VE: You became a vet before the term “evidence-base” was coined. When in your career did you first get interested in EBVM?

Budsberg: Well, I would not say I was thinking about EBVM at the time, but when I was a third year veterinary student (1981) at Washington State I was introduced to a newly designed force plate system. By modern standards it was crude, but it caught my eye as a method of quantification of force placed on the ground by a dog.

Little did I know that those first ideas would end up defining much of my professional activities and my path into gait analysis. Dr. David Eddy first published the term "evidence-based" in March, 1990, in an article in the Journal of the American Medical Association that laid out the principles of evidence-based guidelines, and in 1996, Dr. David Sackett and others clarified the definition of evidence-based medicine as "the conscientious, explicit and judicious use of current best evidence in making decisions about the care of individual patients.”

VE: Did you have any faculty support for your EBVM leanings?

Budsberg: As a surgical resident, I met Dr. Robert Soutas-Little at Michigan State University in 1985 and with his help and the support of Drs. Curtis Probst and Charlie DeCamp I started my journey into the quantification of outcomes in veterinary orthopedics and thus started my introduction into what is now called EBVM.

Then, I had a client (Dr. Mark Ebell) who was a physician/scientist in the late 1990s who was a national advocate of EBM and with his help, I started to meld my work in the quantification of clinical outcome measures with the concepts and methodologies of EBVM.

VE: What are the current problems with EBVM teaching and methodology?

Budsberg: Ignorance and inertia.

VE: Do you mean that instructors don’t understand EBVM?

Budsberg: Well most instructors in Veterinary Curriculum have the same misunderstanding that I listed earlier. They are not versed in the terminology and the basic tenants of what EBVM is and how it can be applied to their particular field.

VE: If you could teach veterinary students one thing about EBVM, what would it be?

Budsberg: I would like students to consider how clinical treatments or clinical recommendations came into practice prior to it being taught.

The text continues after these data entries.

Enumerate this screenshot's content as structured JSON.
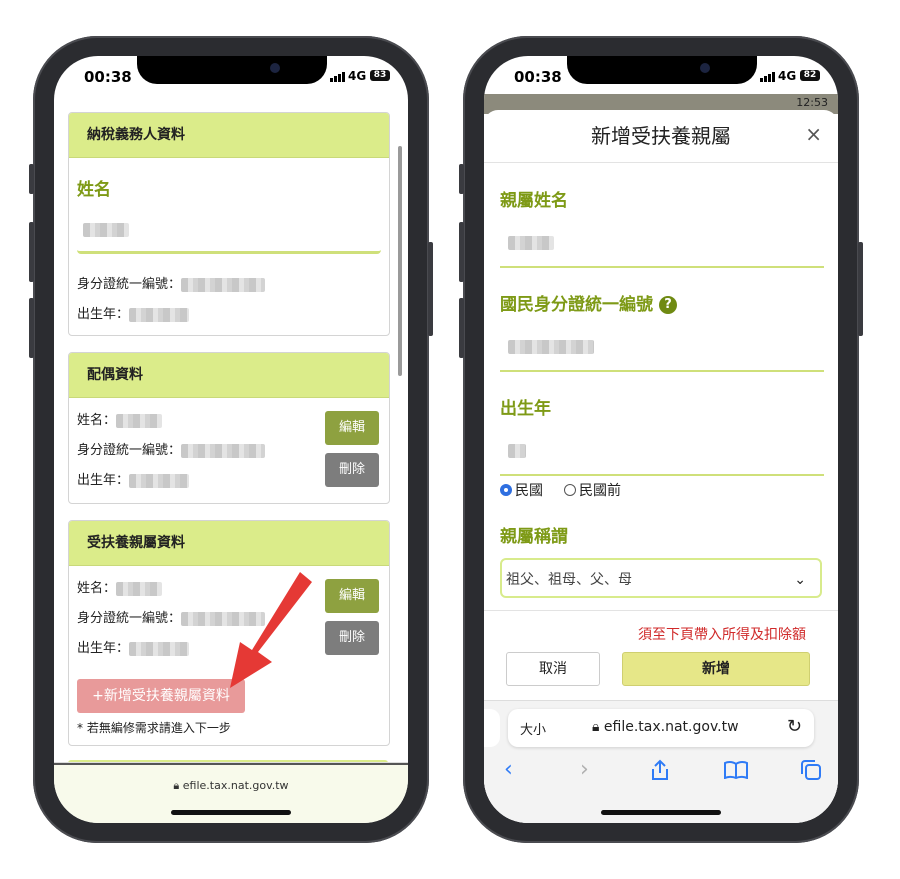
{
  "left_phone": {
    "status": {
      "time": "00:38",
      "network": "4G",
      "battery": "83"
    },
    "taxpayer": {
      "title": "納稅義務人資料",
      "name_label": "姓名",
      "id_label": "身分證統一編號：",
      "birth_label": "出生年："
    },
    "spouse": {
      "title": "配偶資料",
      "name_label": "姓名：",
      "id_label": "身分證統一編號：",
      "birth_label": "出生年：",
      "edit_label": "編輯",
      "delete_label": "刪除"
    },
    "dependents": {
      "title": "受扶養親屬資料",
      "name_label": "姓名：",
      "id_label": "身分證統一編號：",
      "birth_label": "出生年：",
      "edit_label": "編輯",
      "delete_label": "刪除",
      "add_label": "+新增受扶養親屬資料",
      "note": "* 若無編修需求請進入下一步"
    },
    "url": "efile.tax.nat.gov.tw"
  },
  "right_phone": {
    "status": {
      "time": "00:38",
      "network": "4G",
      "battery": "82"
    },
    "bg_time": "12:53",
    "modal": {
      "title": "新增受扶養親屬",
      "close": "×",
      "name_label": "親屬姓名",
      "id_label": "國民身分證統一編號",
      "help": "?",
      "birth_label": "出生年",
      "radio_roc": "民國",
      "radio_pre_roc": "民國前",
      "relation_label": "親屬稱謂",
      "relation_value": "祖父、祖母、父、母",
      "warning": "須至下頁帶入所得及扣除額",
      "cancel_label": "取消",
      "add_label": "新增"
    },
    "safari": {
      "text_size": "大小",
      "url": "efile.tax.nat.gov.tw"
    }
  },
  "colors": {
    "accent_green": "#7e9a16",
    "header_green": "#dbec8a",
    "warning_red": "#d02a2a",
    "pink_button": "#e89a9a",
    "arrow_red": "#e53935"
  }
}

It is understandable to say that we have years of clinical practice supporting therapies but it is also nice to know when there is really good data from well-designed studies that confirm a currently recommended therapy.

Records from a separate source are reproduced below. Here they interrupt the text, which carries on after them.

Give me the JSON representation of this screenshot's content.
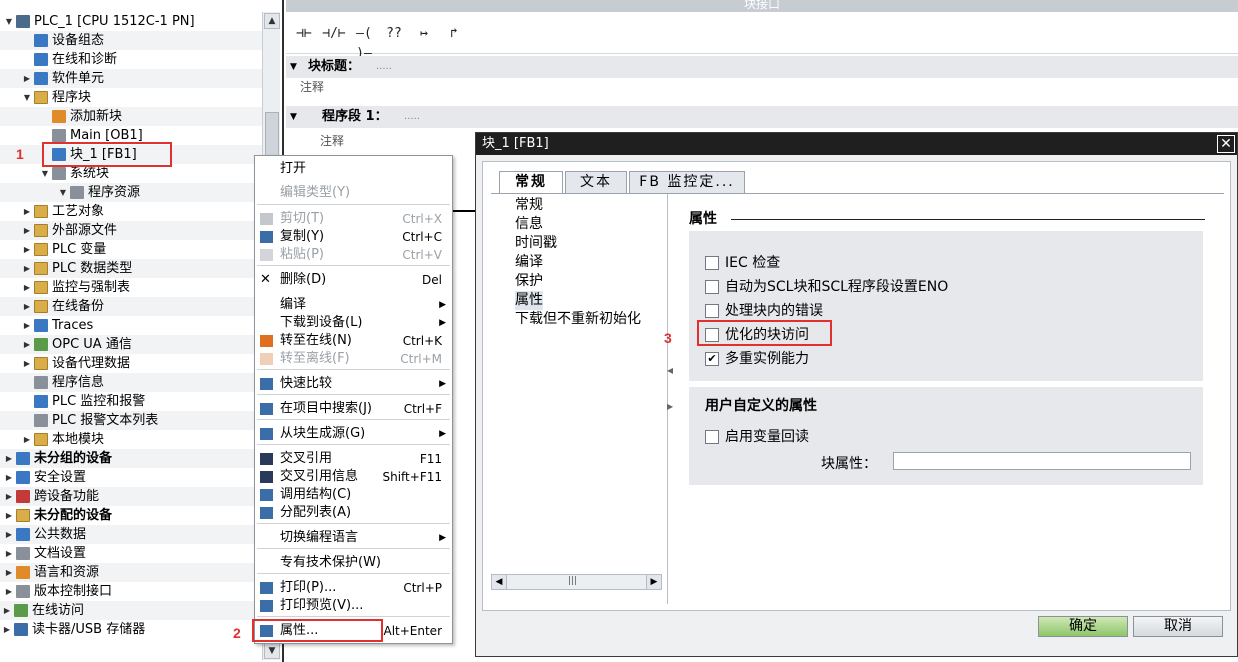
{
  "tree": {
    "items": [
      {
        "label": "PLC_1 [CPU 1512C-1 PN]",
        "arrow": "▼",
        "icon": "cpu-icon",
        "bold": false
      },
      {
        "label": "设备组态",
        "arrow": "",
        "icon": "device-config-icon",
        "bold": false
      },
      {
        "label": "在线和诊断",
        "arrow": "",
        "icon": "online-diagnostics-icon",
        "bold": false
      },
      {
        "label": "软件单元",
        "arrow": "▶",
        "icon": "software-units-icon",
        "bold": false
      },
      {
        "label": "程序块",
        "arrow": "▼",
        "icon": "folder-icon",
        "bold": false
      },
      {
        "label": "添加新块",
        "arrow": "",
        "icon": "add-block-icon",
        "bold": false
      },
      {
        "label": "Main [OB1]",
        "arrow": "",
        "icon": "ob-block-icon",
        "bold": false
      },
      {
        "label": "块_1 [FB1]",
        "arrow": "",
        "icon": "fb-block-icon",
        "bold": false
      },
      {
        "label": "系统块",
        "arrow": "▼",
        "icon": "folder-icon",
        "bold": false
      },
      {
        "label": "程序资源",
        "arrow": "▼",
        "icon": "folder-icon",
        "bold": false
      },
      {
        "label": "工艺对象",
        "arrow": "▶",
        "icon": "folder-icon",
        "bold": false
      },
      {
        "label": "外部源文件",
        "arrow": "▶",
        "icon": "folder-icon",
        "bold": false
      },
      {
        "label": "PLC 变量",
        "arrow": "▶",
        "icon": "folder-icon",
        "bold": false
      },
      {
        "label": "PLC 数据类型",
        "arrow": "▶",
        "icon": "folder-icon",
        "bold": false
      },
      {
        "label": "监控与强制表",
        "arrow": "▶",
        "icon": "folder-icon",
        "bold": false
      },
      {
        "label": "在线备份",
        "arrow": "▶",
        "icon": "folder-icon",
        "bold": false
      },
      {
        "label": "Traces",
        "arrow": "▶",
        "icon": "folder-icon",
        "bold": false
      },
      {
        "label": "OPC UA 通信",
        "arrow": "▶",
        "icon": "folder-icon",
        "bold": false
      },
      {
        "label": "设备代理数据",
        "arrow": "▶",
        "icon": "folder-icon",
        "bold": false
      },
      {
        "label": "程序信息",
        "arrow": "",
        "icon": "program-info-icon",
        "bold": false
      },
      {
        "label": "PLC 监控和报警",
        "arrow": "",
        "icon": "plc-alarm-icon",
        "bold": false
      },
      {
        "label": "PLC 报警文本列表",
        "arrow": "",
        "icon": "alarm-text-icon",
        "bold": false
      },
      {
        "label": "本地模块",
        "arrow": "▶",
        "icon": "folder-icon",
        "bold": false
      },
      {
        "label": "未分组的设备",
        "arrow": "▶",
        "icon": "ungrouped-devices-icon",
        "bold": true
      },
      {
        "label": "安全设置",
        "arrow": "▶",
        "icon": "security-icon",
        "bold": false
      },
      {
        "label": "跨设备功能",
        "arrow": "▶",
        "icon": "cross-device-icon",
        "bold": false
      },
      {
        "label": "未分配的设备",
        "arrow": "▶",
        "icon": "unassigned-devices-icon",
        "bold": true
      },
      {
        "label": "公共数据",
        "arrow": "▶",
        "icon": "common-data-icon",
        "bold": false
      },
      {
        "label": "文档设置",
        "arrow": "▶",
        "icon": "document-settings-icon",
        "bold": false
      },
      {
        "label": "语言和资源",
        "arrow": "▶",
        "icon": "languages-icon",
        "bold": false
      },
      {
        "label": "版本控制接口",
        "arrow": "▶",
        "icon": "version-control-icon",
        "bold": false
      },
      {
        "label": "在线访问",
        "arrow": "▶",
        "icon": "online-access-icon",
        "bold": false
      },
      {
        "label": "读卡器/USB 存储器",
        "arrow": "▶",
        "icon": "card-reader-icon",
        "bold": false
      }
    ]
  },
  "annotations": {
    "step1": "1",
    "step2": "2",
    "step3": "3"
  },
  "editor": {
    "interface_title": "块接口",
    "lad_buttons": [
      "⊣⊢",
      "⊣/⊢",
      "–( )–",
      "??",
      "↦",
      "↱"
    ],
    "block_title_label": "块标题：",
    "block_title_dots": ".....",
    "block_comment": "注释",
    "network_label": "程序段 1：",
    "network_dots": ".....",
    "network_comment": "注释"
  },
  "context_menu": {
    "items": [
      {
        "label": "打开",
        "shortcut": "",
        "submenu": false,
        "disabled": false,
        "icon": ""
      },
      {
        "label": "编辑类型(Y)",
        "shortcut": "",
        "submenu": false,
        "disabled": true,
        "icon": ""
      },
      {
        "label": "剪切(T)",
        "shortcut": "Ctrl+X",
        "submenu": false,
        "disabled": true,
        "icon": "cut-icon"
      },
      {
        "label": "复制(Y)",
        "shortcut": "Ctrl+C",
        "submenu": false,
        "disabled": false,
        "icon": "copy-icon"
      },
      {
        "label": "粘贴(P)",
        "shortcut": "Ctrl+V",
        "submenu": false,
        "disabled": true,
        "icon": "paste-icon"
      },
      {
        "label": "删除(D)",
        "shortcut": "Del",
        "submenu": false,
        "disabled": false,
        "icon": "delete-icon"
      },
      {
        "label": "编译",
        "shortcut": "",
        "submenu": true,
        "disabled": false,
        "icon": ""
      },
      {
        "label": "下载到设备(L)",
        "shortcut": "",
        "submenu": true,
        "disabled": false,
        "icon": ""
      },
      {
        "label": "转至在线(N)",
        "shortcut": "Ctrl+K",
        "submenu": false,
        "disabled": false,
        "icon": "go-online-icon"
      },
      {
        "label": "转至离线(F)",
        "shortcut": "Ctrl+M",
        "submenu": false,
        "disabled": true,
        "icon": "go-offline-icon"
      },
      {
        "label": "快速比较",
        "shortcut": "",
        "submenu": true,
        "disabled": false,
        "icon": "compare-icon"
      },
      {
        "label": "在项目中搜索(J)",
        "shortcut": "Ctrl+F",
        "submenu": false,
        "disabled": false,
        "icon": "search-icon"
      },
      {
        "label": "从块生成源(G)",
        "shortcut": "",
        "submenu": true,
        "disabled": false,
        "icon": "generate-source-icon"
      },
      {
        "label": "交叉引用",
        "shortcut": "F11",
        "submenu": false,
        "disabled": false,
        "icon": "cross-reference-icon"
      },
      {
        "label": "交叉引用信息",
        "shortcut": "Shift+F11",
        "submenu": false,
        "disabled": false,
        "icon": "cross-reference-info-icon"
      },
      {
        "label": "调用结构(C)",
        "shortcut": "",
        "submenu": false,
        "disabled": false,
        "icon": "call-structure-icon"
      },
      {
        "label": "分配列表(A)",
        "shortcut": "",
        "submenu": false,
        "disabled": false,
        "icon": "assignment-list-icon"
      },
      {
        "label": "切换编程语言",
        "shortcut": "",
        "submenu": true,
        "disabled": false,
        "icon": ""
      },
      {
        "label": "专有技术保护(W)",
        "shortcut": "",
        "submenu": false,
        "disabled": false,
        "icon": ""
      },
      {
        "label": "打印(P)...",
        "shortcut": "Ctrl+P",
        "submenu": false,
        "disabled": false,
        "icon": "print-icon"
      },
      {
        "label": "打印预览(V)...",
        "shortcut": "",
        "submenu": false,
        "disabled": false,
        "icon": "print-preview-icon"
      },
      {
        "label": "属性...",
        "shortcut": "Alt+Enter",
        "submenu": false,
        "disabled": false,
        "icon": "properties-icon"
      }
    ]
  },
  "dialog": {
    "title": "块_1 [FB1]",
    "close": "✕",
    "tabs": [
      "常规",
      "文本",
      "FB 监控定..."
    ],
    "nav": [
      "常规",
      "信息",
      "时间戳",
      "编译",
      "保护",
      "属性",
      "下载但不重新初始化"
    ],
    "nav_selected": "属性",
    "section_title": "属性",
    "options": [
      {
        "label": "IEC 检查",
        "checked": false
      },
      {
        "label": "自动为SCL块和SCL程序段设置ENO",
        "checked": false
      },
      {
        "label": "处理块内的错误",
        "checked": false
      },
      {
        "label": "优化的块访问",
        "checked": false
      },
      {
        "label": "多重实例能力",
        "checked": true
      }
    ],
    "user_group_title": "用户自定义的属性",
    "enable_readback_label": "启用变量回读",
    "enable_readback_checked": false,
    "block_attr_label": "块属性：",
    "block_attr_value": "",
    "ok": "确定",
    "cancel": "取消"
  }
}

VE: You’ve written a lot about the power (i.e., sample size) of veterinary studies. Realistically, what can be done to increase the power of studies?

Budsberg: Again, it’s all about education: understanding of the importance of knowing more about a study than whether or not p≤ 0.05. One must understand Type I and Type II error. Practitioners need to get their heads around the use of NNT for effect size, and researchers must learn other methods of study design such as non-inferiority studies and so on.

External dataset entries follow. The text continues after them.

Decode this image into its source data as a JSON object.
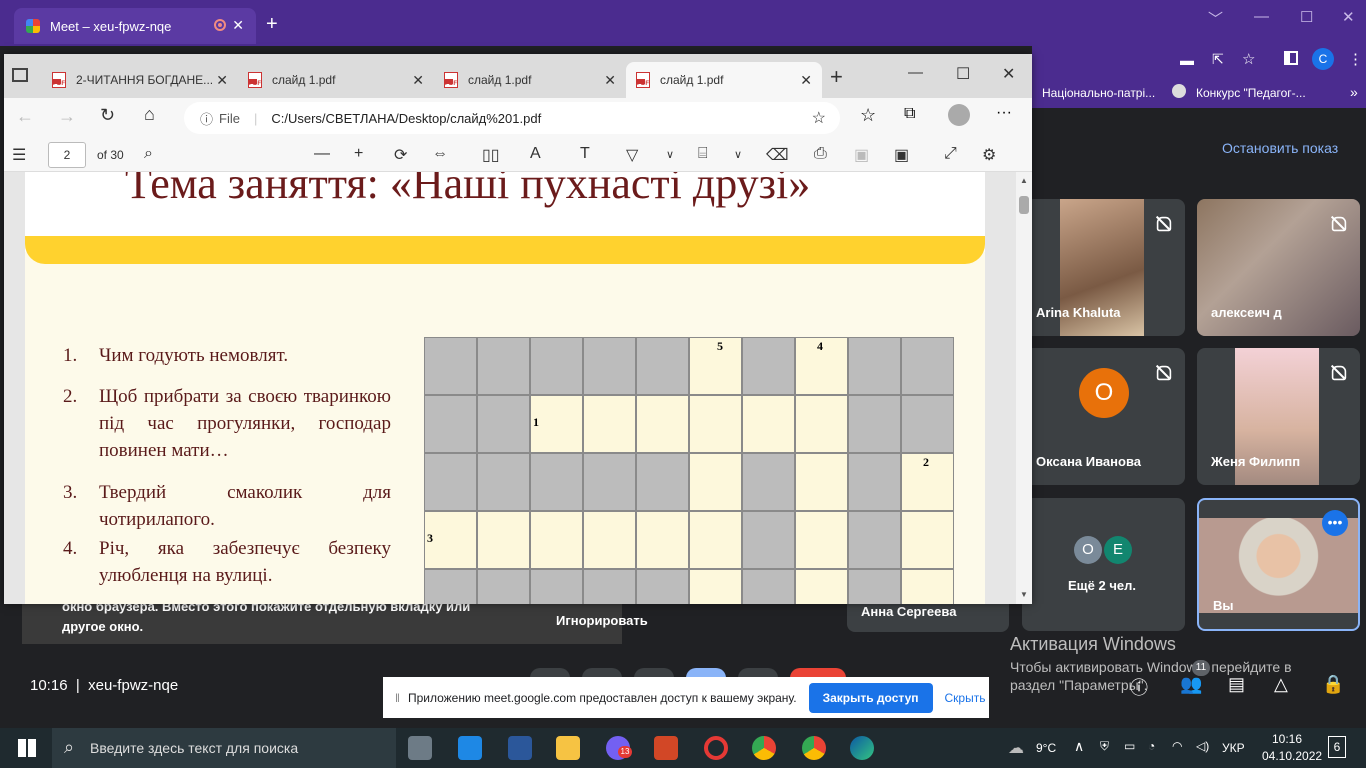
{
  "chrome": {
    "tab_title": "Meet – xeu-fpwz-nqe",
    "bookmarks": [
      "Національно-патрі...",
      "Конкурс \"Педагог-..."
    ],
    "profile_initial": "C"
  },
  "edge": {
    "tabs": [
      "2-ЧИТАННЯ БОГДАНЕ...",
      "слайд 1.pdf",
      "слайд 1.pdf",
      "слайд 1.pdf"
    ],
    "address_label": "File",
    "address": "C:/Users/СВЕТЛАНА/Desktop/слайд%201.pdf",
    "page_current": "2",
    "page_total": "of 30"
  },
  "slide": {
    "title": "Тема заняття: «Наші пухнасті друзі»",
    "questions": [
      {
        "n": "1.",
        "text": "Чим годують немовлят."
      },
      {
        "n": "2.",
        "text": "Щоб прибрати за своєю тваринкою під час прогулянки, господар повинен мати…"
      },
      {
        "n": "3.",
        "text": "Твердий смаколик для чотирилапого."
      },
      {
        "n": "4.",
        "text": "Річ, яка забезпечує безпеку улюбленця на вулиці."
      }
    ],
    "clue_numbers": [
      "5",
      "4",
      "1",
      "2",
      "3"
    ]
  },
  "meet": {
    "stop_presenting": "Остановить показ",
    "participants": [
      {
        "name": "Arina Khaluta"
      },
      {
        "name": "алексеич д"
      },
      {
        "name": "Оксана Иванова",
        "initial": "О"
      },
      {
        "name": "Женя Филипп"
      },
      {
        "name": "Ещё 2 чел.",
        "initials": [
          "O",
          "E"
        ]
      },
      {
        "name": "Вы"
      }
    ],
    "hidden_name": "Анна Сергеева",
    "warning_text_1": "окно браузера. Вместо этого покажите отдельную вкладку или",
    "warning_text_2": "другое окно.",
    "ignore": "Игнорировать",
    "time": "10:16",
    "meeting_code": "xeu-fpwz-nqe",
    "people_count": "11",
    "share_banner": "Приложению meet.google.com предоставлен доступ к вашему экрану.",
    "share_stop": "Закрыть доступ",
    "share_hide": "Скрыть",
    "activation_title": "Активация Windows",
    "activation_text_1": "Чтобы активировать Windows, перейдите в",
    "activation_text_2": "раздел \"Параметры\"."
  },
  "taskbar": {
    "search_placeholder": "Введите здесь текст для поиска",
    "weather": "9°C",
    "lang": "УКР",
    "clock_time": "10:16",
    "clock_date": "04.10.2022",
    "notif_count": "6",
    "viber_badge": "13"
  }
}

VE: What needs to be done to make EBVM part of the mainstream veterinary discussion?

Budsberg: Education and leading by example. Certainly this is a change in culture and that takes time but people have to carry the banner onward and it will change with time.

VE: Does this mean educating practicing vets or students?

Budsberg: Yes it means educating everyone along the continuum from students (not limited to professional students), private practitioners as well as clinical educators.

VE: What proportion of your clinical decisions are evidence based?

Budsberg: EBVM probably influences 30 to 40 percent of my clinical decisions.

VE: That seems like a high percentage given the relative lack of evidence. Is that because some of your orthopedic procedures are supported by strong evidence?

Budsberg: Exactly, given the recent published manuscripts on TPLO treatment of cruciate injuries as well as the large amount of published studies on the use of NSAIDs, and high N-3 fatty acid diets in the treatment of canine osteoarthritis I feel I have some excellent data to support many of my clinical decisions.

VE: You are an orthopedist: what areas of orthopedics are lacking in evidence?

Budsberg: In orthopedics, I think we need more clinical data on the potential methods of treating joint disorders such as hip laxity, and fragmented coronoid processes.